Fans of the Patriots (or fans of those who scan the daily transactions around the NFL) have probably noticed a recurring pattern the last two weeks regarding CB Marquice Cole:
Cole is limited in practice all week
The Patriots release him before Sunday’s game
The following Week they re-sign Cole
Cole again does not practice
Cole is released again
And most likely we can keep repeating that until the season is over or Cole is healthy enough to actually play on Sunday.
What New England is doing is essentially using loopholes in the CBA to basically put Cole on their own version of IR with the designation to return while protecting their own financial interests. By waiting until the end of the week to release Cole, Cole receives his full salary, $42.058.82 per week, and will never miss a game check provided they continue re-signing him to a contract after Sunday’s game.
Termination pay is that guarantee everyone always talks about when a veteran player makes the week 1 roster. In Cole’s case he would be eligible to receive the balance of his $715,000 salary, which at the time of his first release was $546,765 and this week would be $504,706, once released. However, because Cole never misses a game check he is ineligible to claim Termination Pay following the season.
If New England did what many would think is the normal routine of releasing a player and then re-signing him when he is expected to contribute the Patriots would have to pay Cole both the balance of his Termination Pay plus his salary on the new contract. So if they had released him outright last week and waited until week 8 to bring him back Cole could file a claim to receive his $546,765 and collect 8 weeks of salary on top of that amount. By releasing him after Tuesday the most he could have earned is the $546,765. This is why he will likely be back by next Wednesday and if he still can not play be released by Friday. If New England placed Cole on IR his season would be over, which they don’t want to have happen.
The risks for New England are minimal with this strategy. Cole does not need to clear waivers until after the trade deadline and its unlikely any team would sign him if he has a minor injury anyway, so there is a great chance that Cole is always going to re-sign with New England once asked. In fact it is probably agreed upon before the release that he will be back and not entertain offers from other teams. The team most likely will replace him with a Practice Squad player who will need to clear waivers once released, but considering the player has been free for any other team to sign off the Practice Squad anyway, waivers are not a concern. If a team wanted him that badly they would have made an offer before this time.
So it’s a small but neat little aspect of roster management going on in New England right now that ensures they have the players they want at the price they want for the remainder of the season.
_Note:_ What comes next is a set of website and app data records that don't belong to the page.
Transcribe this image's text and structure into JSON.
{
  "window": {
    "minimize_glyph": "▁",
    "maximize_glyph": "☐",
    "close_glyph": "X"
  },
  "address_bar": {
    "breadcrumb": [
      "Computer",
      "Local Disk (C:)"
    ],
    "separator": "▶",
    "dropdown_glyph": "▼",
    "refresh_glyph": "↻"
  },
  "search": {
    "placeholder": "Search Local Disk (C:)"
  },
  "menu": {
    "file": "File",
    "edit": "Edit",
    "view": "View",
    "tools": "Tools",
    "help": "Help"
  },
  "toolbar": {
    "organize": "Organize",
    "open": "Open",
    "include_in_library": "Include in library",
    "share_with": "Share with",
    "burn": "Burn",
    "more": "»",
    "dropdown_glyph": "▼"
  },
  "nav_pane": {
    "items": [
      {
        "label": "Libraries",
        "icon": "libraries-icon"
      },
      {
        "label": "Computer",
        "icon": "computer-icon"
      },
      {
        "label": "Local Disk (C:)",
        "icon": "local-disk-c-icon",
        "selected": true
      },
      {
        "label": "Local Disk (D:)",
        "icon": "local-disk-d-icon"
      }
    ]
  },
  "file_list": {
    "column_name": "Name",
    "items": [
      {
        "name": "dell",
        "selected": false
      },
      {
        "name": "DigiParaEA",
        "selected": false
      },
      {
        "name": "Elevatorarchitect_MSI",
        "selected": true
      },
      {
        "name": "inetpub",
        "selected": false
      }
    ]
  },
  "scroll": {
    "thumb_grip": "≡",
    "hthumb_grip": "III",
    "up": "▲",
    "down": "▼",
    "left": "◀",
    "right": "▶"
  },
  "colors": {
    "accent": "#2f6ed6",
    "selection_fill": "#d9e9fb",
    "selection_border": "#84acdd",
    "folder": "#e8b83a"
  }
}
Jason is the founder of OTC and has been studying NFL contracts and the salary cap for over 15 years. Jason has co-authored two books about the NFL, Crunching Numbers and the Drafting Stage, which are widely circulated in the industry and hosts the OTC Podcast. Jason’s work has been featured in various publications including the Sporting News, Sports Illustrated, NFL Network and more. OTC is widely considered the leading authority on contract matters in the NFL.